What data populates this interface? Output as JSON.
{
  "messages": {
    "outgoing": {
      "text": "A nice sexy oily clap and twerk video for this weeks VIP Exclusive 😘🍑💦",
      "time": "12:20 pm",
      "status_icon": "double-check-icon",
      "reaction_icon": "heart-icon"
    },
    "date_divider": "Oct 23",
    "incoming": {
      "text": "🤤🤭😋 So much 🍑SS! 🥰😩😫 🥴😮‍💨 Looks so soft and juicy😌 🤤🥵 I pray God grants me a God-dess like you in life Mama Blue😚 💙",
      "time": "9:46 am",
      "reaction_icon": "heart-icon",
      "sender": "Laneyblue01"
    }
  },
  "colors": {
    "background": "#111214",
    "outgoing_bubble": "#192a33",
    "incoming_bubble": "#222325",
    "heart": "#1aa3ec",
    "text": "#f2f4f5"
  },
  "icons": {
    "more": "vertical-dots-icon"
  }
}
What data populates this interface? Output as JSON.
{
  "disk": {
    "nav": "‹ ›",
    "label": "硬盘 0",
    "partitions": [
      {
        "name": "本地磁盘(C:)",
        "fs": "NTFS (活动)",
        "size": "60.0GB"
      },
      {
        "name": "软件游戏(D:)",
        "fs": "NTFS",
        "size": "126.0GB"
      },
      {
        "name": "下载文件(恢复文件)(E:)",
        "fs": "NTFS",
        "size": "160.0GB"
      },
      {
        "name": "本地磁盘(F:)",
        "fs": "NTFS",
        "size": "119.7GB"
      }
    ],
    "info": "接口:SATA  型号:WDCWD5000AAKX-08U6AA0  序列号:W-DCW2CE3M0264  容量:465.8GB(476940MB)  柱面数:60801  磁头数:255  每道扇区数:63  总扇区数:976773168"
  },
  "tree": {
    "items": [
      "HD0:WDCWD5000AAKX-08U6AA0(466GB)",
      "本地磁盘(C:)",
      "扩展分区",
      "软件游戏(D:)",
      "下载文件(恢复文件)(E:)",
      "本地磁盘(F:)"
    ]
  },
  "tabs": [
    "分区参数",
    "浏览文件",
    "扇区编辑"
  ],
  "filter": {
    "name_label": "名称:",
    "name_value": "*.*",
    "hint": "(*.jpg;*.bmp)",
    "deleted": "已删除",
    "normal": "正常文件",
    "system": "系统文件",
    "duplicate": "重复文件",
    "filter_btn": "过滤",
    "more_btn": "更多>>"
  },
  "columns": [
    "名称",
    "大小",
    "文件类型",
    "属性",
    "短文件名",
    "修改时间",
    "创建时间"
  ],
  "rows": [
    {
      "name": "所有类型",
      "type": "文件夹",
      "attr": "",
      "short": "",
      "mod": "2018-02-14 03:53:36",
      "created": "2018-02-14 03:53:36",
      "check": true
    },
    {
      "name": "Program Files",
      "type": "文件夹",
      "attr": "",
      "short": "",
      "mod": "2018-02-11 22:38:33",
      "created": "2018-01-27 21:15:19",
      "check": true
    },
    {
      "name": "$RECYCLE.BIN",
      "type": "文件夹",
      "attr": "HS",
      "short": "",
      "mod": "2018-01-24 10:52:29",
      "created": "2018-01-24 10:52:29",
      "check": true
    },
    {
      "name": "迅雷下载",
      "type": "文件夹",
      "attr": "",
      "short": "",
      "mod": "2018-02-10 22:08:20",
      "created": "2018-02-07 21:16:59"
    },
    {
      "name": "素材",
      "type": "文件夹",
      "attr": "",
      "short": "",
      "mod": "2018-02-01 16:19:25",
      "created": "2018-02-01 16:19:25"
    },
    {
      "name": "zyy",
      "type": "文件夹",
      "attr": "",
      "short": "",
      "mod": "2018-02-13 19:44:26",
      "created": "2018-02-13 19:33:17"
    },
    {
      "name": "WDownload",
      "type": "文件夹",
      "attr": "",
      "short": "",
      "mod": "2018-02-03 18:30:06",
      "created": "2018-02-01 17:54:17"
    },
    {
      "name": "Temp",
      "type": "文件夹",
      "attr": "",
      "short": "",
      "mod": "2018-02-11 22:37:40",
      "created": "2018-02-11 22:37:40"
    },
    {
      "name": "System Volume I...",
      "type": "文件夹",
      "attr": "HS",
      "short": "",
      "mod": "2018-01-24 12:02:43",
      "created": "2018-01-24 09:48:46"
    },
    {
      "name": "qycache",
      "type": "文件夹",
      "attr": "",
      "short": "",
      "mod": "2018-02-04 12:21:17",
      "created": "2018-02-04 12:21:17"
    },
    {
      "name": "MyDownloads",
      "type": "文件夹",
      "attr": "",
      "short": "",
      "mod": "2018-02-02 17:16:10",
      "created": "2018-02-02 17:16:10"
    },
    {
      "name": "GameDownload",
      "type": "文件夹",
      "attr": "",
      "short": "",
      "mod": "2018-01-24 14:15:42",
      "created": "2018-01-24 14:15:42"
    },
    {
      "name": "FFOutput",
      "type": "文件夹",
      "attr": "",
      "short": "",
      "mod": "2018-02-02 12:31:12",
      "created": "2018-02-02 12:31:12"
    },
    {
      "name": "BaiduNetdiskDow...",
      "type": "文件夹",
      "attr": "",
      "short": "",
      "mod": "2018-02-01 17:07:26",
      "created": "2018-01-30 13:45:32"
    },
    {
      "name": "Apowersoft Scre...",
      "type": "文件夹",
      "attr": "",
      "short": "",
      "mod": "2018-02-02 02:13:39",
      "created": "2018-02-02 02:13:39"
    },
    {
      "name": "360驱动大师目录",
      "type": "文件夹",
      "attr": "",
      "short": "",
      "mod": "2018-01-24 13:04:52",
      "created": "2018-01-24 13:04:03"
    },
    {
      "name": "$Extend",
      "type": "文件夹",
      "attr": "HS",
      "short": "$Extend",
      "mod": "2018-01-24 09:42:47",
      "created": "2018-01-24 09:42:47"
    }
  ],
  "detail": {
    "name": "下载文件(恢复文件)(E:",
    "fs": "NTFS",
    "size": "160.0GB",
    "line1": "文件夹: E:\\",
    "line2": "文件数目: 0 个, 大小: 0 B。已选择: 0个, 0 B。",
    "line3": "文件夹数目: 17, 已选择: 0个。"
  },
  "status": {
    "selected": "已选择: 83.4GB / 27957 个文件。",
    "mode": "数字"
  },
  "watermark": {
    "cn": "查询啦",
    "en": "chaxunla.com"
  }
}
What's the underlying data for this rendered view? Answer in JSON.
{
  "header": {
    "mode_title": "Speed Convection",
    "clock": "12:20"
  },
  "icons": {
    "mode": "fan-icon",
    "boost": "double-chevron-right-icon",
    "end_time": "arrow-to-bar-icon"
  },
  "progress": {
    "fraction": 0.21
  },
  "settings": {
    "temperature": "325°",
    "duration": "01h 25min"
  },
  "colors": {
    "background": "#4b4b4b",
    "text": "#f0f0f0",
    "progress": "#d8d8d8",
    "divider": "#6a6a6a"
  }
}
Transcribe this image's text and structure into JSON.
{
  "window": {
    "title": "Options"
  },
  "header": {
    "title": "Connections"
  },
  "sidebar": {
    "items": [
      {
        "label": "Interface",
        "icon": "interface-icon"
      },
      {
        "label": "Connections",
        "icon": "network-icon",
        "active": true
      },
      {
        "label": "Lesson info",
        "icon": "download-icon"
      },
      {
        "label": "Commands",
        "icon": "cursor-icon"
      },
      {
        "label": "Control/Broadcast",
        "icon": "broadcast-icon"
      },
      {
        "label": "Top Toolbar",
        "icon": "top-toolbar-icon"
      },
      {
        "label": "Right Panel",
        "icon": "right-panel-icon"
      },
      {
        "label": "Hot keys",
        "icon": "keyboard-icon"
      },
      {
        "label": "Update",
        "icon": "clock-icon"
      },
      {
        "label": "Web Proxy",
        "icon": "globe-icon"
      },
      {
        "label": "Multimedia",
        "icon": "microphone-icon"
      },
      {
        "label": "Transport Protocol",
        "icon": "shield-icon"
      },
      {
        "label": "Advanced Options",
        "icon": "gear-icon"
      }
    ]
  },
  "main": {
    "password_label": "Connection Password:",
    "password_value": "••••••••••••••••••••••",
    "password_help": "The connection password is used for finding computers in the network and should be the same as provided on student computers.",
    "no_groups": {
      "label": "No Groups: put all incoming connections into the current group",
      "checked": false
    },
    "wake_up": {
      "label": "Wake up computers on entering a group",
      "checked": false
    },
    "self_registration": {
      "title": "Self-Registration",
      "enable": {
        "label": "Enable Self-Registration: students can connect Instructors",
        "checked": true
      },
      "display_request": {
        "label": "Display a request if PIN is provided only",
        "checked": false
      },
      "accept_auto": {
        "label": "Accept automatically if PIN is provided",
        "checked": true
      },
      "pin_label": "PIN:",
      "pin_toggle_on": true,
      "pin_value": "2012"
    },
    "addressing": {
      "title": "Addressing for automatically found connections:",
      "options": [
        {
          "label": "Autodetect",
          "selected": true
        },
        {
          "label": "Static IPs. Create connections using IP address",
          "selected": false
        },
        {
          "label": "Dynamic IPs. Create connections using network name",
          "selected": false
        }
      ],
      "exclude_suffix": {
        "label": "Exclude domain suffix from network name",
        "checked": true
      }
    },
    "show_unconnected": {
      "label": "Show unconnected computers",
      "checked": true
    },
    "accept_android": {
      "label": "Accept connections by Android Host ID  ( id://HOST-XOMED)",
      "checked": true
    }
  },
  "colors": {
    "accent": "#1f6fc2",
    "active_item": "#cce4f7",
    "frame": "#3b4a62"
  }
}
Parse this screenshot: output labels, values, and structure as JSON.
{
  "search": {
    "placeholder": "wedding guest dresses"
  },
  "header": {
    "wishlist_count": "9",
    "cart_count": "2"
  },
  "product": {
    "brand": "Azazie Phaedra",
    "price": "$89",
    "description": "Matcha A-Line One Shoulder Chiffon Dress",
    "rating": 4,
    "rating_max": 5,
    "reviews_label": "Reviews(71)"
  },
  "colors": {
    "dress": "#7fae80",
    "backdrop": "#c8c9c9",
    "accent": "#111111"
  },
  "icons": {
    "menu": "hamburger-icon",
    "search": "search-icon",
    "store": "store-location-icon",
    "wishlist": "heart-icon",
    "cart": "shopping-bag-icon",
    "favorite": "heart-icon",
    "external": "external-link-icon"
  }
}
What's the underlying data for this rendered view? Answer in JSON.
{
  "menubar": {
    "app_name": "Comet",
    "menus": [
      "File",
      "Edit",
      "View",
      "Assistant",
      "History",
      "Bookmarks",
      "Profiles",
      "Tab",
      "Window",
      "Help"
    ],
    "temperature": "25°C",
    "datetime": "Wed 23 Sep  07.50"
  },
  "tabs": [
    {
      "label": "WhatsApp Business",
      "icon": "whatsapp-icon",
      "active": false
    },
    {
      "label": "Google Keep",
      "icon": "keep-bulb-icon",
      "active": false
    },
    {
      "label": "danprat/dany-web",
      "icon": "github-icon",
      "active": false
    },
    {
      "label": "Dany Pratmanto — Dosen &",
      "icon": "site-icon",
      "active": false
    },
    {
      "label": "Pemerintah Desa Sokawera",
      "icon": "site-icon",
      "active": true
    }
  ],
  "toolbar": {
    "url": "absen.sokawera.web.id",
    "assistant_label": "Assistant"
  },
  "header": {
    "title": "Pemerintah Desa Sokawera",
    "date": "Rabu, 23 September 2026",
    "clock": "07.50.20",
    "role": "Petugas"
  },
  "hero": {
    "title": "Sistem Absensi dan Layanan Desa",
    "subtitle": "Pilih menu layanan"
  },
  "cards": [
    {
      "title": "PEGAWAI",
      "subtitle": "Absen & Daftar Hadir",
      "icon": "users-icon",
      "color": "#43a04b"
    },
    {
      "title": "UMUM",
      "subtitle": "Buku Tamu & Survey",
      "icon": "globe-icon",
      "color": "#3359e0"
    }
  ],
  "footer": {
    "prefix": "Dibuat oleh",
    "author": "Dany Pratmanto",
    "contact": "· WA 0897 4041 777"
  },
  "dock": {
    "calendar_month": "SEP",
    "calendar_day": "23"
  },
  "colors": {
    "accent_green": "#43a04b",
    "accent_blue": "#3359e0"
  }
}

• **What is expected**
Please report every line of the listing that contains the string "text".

• **Reply to the exercise**
      "text": "A nice sexy oily clap and twerk video for this weeks VIP Exclusive 😘🍑💦",
      "text": "🤤🤭😋 So much 🍑SS! 🥰😩😫 🥴😮‍💨 Looks so soft and juicy😌 🤤🥵 I pray God grants me a God-dess like you in life Mama Blue😚 💙",
    "text": "#f2f4f5"
    "text": "#f0f0f0",
Transcribe this image's text and structure into JSON.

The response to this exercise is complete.